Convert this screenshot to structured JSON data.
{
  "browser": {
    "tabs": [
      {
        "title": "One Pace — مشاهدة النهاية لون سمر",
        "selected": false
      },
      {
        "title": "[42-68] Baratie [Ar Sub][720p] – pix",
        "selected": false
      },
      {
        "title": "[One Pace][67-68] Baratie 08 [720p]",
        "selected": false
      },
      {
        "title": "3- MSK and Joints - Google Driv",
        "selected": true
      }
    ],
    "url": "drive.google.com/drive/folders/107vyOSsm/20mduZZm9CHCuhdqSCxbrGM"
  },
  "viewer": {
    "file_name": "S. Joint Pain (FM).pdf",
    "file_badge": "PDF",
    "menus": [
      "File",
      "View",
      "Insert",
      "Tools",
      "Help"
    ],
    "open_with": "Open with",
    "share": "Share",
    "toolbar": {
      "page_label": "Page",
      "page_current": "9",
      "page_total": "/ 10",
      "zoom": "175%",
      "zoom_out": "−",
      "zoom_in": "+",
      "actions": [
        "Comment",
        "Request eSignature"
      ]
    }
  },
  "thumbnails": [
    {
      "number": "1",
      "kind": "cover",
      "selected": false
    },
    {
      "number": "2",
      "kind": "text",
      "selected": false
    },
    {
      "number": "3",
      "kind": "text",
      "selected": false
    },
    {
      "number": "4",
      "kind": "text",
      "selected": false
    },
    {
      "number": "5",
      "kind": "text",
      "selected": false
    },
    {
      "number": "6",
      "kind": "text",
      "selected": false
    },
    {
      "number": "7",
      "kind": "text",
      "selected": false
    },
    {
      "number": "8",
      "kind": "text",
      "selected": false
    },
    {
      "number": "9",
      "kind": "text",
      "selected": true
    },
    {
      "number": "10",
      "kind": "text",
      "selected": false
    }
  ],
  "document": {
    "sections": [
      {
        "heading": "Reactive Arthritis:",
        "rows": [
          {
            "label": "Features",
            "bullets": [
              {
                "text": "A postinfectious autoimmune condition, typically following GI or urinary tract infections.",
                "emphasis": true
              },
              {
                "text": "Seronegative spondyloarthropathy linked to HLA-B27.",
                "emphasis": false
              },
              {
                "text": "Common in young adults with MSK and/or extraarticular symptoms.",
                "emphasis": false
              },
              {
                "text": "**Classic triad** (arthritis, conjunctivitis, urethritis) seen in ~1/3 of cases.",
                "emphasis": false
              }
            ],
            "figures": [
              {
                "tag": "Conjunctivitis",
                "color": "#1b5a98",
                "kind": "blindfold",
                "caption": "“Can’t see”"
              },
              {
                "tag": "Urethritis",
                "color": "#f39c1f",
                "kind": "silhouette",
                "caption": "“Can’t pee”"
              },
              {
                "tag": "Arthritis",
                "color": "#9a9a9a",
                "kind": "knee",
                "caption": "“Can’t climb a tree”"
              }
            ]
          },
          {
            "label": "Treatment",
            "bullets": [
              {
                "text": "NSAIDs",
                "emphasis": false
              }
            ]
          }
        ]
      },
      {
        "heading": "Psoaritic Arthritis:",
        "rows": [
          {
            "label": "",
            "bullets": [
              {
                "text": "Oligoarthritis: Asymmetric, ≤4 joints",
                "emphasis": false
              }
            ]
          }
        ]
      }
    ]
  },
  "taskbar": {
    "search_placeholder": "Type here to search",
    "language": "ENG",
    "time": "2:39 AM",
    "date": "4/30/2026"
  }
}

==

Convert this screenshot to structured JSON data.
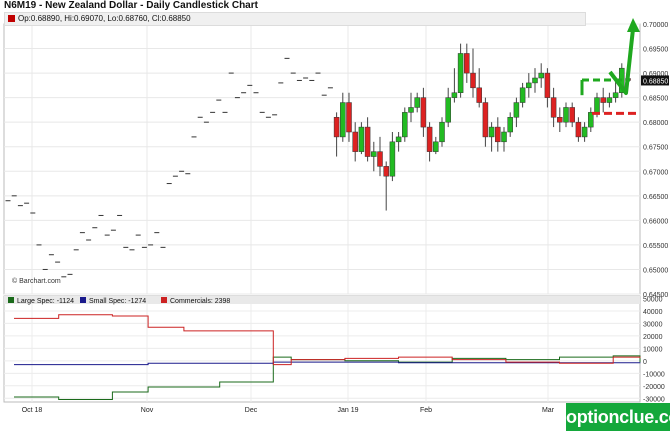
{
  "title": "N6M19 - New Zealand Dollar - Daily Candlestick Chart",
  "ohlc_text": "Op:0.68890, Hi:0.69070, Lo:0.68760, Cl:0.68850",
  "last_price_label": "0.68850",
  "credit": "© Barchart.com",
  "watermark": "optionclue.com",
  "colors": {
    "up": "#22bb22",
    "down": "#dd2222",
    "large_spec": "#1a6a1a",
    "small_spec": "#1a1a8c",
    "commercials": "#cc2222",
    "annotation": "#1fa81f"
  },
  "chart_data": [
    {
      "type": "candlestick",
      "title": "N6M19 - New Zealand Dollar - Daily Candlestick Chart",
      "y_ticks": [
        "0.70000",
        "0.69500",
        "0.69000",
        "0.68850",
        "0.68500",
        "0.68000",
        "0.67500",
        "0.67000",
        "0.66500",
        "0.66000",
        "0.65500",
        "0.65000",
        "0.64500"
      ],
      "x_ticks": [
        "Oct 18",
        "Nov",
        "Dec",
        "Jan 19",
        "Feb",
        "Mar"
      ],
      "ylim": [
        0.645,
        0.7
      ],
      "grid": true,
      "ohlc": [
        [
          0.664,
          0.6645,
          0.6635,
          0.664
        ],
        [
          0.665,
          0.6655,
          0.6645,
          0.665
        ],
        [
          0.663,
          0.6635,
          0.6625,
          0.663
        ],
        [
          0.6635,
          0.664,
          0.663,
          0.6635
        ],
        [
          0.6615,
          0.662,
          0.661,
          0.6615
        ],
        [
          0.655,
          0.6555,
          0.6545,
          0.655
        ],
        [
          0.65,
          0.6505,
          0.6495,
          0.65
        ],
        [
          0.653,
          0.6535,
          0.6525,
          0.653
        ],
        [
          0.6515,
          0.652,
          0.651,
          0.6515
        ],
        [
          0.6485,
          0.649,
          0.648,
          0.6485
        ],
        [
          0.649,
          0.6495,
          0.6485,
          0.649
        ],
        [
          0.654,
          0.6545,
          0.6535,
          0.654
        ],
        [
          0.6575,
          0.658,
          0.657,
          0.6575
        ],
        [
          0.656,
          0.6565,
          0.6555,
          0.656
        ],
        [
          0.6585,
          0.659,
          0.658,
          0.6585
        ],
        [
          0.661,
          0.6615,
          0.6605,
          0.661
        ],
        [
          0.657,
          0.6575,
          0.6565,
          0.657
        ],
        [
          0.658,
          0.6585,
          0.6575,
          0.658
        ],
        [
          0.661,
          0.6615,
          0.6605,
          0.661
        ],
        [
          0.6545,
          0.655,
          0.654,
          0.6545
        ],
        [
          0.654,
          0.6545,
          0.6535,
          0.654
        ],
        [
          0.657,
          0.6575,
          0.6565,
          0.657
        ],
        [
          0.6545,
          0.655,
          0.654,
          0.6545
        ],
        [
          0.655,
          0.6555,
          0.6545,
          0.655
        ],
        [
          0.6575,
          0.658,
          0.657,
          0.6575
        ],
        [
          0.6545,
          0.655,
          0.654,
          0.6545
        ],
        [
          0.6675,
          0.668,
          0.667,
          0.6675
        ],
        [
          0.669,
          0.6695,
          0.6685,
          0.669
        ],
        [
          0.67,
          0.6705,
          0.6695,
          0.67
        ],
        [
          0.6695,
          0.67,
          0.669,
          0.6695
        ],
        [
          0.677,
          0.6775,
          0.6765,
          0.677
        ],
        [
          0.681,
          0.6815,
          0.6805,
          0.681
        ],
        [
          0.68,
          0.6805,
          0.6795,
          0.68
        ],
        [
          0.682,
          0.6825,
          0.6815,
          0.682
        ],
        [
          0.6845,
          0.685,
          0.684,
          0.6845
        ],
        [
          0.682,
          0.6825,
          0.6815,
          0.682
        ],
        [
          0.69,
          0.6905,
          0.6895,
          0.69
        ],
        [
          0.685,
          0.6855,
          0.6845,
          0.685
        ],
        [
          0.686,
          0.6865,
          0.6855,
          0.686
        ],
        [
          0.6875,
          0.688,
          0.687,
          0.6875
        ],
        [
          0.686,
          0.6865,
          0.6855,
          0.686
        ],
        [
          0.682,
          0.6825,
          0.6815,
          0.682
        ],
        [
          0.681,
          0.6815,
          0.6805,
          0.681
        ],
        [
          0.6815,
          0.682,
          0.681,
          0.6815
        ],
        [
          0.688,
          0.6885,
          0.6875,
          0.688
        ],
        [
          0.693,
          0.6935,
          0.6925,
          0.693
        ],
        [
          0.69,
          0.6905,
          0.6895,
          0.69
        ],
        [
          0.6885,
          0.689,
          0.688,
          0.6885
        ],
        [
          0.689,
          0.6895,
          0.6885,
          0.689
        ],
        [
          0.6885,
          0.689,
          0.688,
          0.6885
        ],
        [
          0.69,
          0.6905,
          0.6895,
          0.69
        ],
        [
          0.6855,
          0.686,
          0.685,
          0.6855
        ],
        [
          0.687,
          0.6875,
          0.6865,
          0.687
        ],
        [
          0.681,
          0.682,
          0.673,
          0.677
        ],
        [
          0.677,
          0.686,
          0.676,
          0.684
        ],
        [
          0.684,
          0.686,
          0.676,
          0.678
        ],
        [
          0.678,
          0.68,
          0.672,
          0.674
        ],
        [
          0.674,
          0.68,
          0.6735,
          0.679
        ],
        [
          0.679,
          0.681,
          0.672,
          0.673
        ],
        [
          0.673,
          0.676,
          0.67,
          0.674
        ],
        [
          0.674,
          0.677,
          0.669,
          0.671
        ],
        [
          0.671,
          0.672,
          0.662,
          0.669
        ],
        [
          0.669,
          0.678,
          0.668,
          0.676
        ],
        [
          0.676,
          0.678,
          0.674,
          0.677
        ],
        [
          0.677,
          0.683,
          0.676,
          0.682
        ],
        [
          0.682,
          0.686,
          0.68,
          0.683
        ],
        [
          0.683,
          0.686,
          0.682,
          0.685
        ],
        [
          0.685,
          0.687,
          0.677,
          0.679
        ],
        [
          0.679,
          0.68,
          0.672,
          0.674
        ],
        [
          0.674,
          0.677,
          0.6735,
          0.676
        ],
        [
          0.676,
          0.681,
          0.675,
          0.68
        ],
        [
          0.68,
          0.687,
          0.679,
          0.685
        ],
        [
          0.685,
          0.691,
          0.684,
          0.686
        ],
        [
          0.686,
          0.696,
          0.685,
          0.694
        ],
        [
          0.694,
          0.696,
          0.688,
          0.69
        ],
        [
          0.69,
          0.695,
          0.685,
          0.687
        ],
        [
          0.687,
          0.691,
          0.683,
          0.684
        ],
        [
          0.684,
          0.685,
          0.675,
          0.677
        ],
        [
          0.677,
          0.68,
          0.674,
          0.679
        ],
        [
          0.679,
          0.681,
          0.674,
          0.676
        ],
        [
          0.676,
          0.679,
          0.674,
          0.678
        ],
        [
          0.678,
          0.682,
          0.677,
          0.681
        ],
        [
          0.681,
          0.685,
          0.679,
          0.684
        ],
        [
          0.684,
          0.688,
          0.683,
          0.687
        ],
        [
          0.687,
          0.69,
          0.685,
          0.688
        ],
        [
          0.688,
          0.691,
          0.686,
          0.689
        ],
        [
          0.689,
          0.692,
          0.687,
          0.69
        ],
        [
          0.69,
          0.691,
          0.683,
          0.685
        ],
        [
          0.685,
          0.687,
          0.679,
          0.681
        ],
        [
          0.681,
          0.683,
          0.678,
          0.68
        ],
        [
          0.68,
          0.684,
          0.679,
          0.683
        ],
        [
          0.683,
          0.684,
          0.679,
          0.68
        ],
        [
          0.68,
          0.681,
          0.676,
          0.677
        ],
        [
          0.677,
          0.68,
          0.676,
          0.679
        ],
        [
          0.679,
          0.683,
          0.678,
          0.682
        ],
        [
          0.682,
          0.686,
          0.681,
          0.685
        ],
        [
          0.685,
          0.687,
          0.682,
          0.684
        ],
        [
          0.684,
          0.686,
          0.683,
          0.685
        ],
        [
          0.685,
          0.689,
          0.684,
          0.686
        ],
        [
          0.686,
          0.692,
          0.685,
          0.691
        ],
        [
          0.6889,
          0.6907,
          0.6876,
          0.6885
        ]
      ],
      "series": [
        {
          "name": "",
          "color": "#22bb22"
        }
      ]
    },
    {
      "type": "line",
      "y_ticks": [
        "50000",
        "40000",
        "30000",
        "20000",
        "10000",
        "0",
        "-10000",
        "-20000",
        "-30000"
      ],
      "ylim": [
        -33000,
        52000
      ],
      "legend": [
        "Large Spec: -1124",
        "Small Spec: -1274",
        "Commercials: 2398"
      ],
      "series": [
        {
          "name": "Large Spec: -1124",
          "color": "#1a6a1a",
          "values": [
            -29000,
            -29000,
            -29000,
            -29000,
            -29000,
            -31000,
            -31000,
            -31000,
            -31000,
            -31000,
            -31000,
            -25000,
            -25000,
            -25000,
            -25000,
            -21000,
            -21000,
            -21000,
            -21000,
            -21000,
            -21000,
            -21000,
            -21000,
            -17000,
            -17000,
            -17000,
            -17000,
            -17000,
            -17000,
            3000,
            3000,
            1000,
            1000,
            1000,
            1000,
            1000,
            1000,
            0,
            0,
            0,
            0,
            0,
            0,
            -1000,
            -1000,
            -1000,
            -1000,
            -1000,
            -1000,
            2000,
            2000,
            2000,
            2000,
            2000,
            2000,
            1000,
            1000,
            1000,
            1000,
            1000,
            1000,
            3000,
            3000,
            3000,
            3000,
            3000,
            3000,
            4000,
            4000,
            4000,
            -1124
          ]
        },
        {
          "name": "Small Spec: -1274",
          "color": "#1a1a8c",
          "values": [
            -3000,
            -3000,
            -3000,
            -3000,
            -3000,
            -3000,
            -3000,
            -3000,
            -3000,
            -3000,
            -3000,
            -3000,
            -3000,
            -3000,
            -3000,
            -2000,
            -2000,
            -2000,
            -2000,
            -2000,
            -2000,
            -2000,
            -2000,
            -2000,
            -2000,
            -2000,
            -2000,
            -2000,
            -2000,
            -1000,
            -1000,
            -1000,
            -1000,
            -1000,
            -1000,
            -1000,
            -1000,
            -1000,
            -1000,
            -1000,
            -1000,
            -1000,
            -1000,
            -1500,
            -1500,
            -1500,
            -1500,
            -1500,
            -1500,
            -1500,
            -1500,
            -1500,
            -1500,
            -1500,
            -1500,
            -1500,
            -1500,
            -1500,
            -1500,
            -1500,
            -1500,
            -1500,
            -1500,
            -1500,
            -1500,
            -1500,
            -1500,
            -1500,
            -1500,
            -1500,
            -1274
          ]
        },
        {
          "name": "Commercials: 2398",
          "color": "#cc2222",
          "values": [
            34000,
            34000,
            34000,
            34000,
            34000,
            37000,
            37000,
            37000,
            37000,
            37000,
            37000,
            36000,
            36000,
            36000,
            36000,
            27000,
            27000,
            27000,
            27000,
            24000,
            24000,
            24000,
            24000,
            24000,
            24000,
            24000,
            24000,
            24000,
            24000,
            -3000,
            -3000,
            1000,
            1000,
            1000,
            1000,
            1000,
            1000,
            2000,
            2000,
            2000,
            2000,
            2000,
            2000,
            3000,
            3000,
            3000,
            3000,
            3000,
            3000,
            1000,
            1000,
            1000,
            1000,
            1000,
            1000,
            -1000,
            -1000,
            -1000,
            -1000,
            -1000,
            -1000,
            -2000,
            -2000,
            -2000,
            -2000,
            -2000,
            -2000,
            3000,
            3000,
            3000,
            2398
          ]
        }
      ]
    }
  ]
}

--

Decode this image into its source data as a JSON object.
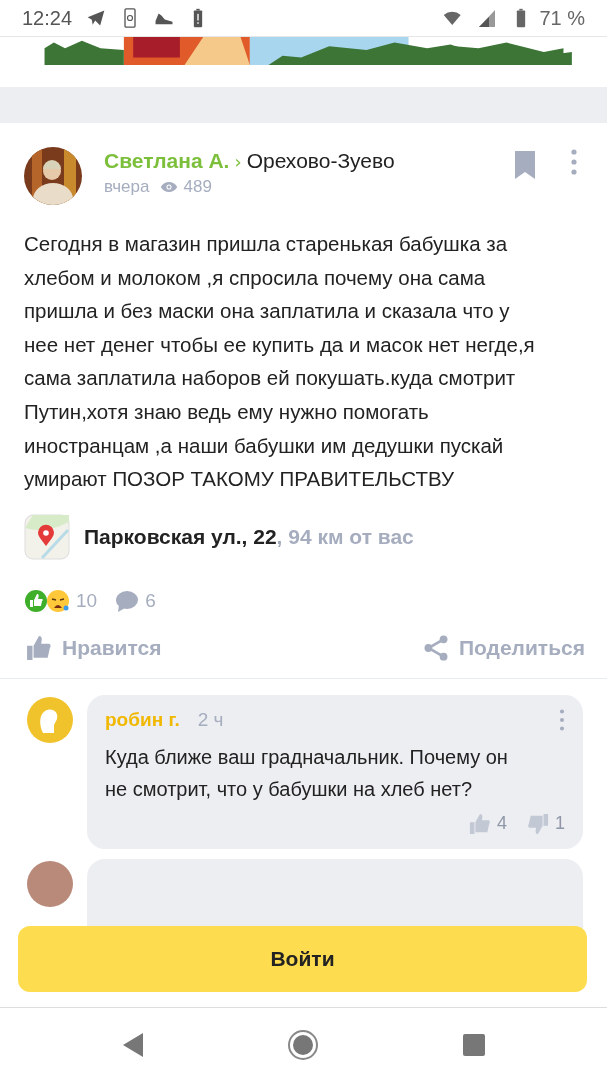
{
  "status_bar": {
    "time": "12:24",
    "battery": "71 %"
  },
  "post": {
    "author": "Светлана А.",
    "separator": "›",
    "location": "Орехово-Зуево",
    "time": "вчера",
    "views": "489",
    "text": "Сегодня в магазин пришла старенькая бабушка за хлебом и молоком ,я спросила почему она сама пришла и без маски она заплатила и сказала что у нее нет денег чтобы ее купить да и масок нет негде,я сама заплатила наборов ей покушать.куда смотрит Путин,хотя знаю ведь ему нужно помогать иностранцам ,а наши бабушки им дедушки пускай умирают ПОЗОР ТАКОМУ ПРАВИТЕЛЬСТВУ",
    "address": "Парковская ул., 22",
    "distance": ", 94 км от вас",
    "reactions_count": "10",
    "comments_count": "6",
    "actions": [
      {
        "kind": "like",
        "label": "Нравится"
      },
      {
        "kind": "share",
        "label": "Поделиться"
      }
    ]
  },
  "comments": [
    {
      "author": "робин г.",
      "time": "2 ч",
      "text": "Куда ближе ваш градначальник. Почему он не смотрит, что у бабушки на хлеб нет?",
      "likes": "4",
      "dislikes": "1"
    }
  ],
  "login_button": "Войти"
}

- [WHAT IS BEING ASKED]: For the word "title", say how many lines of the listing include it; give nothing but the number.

- [SOLVED EXERCISE]: 6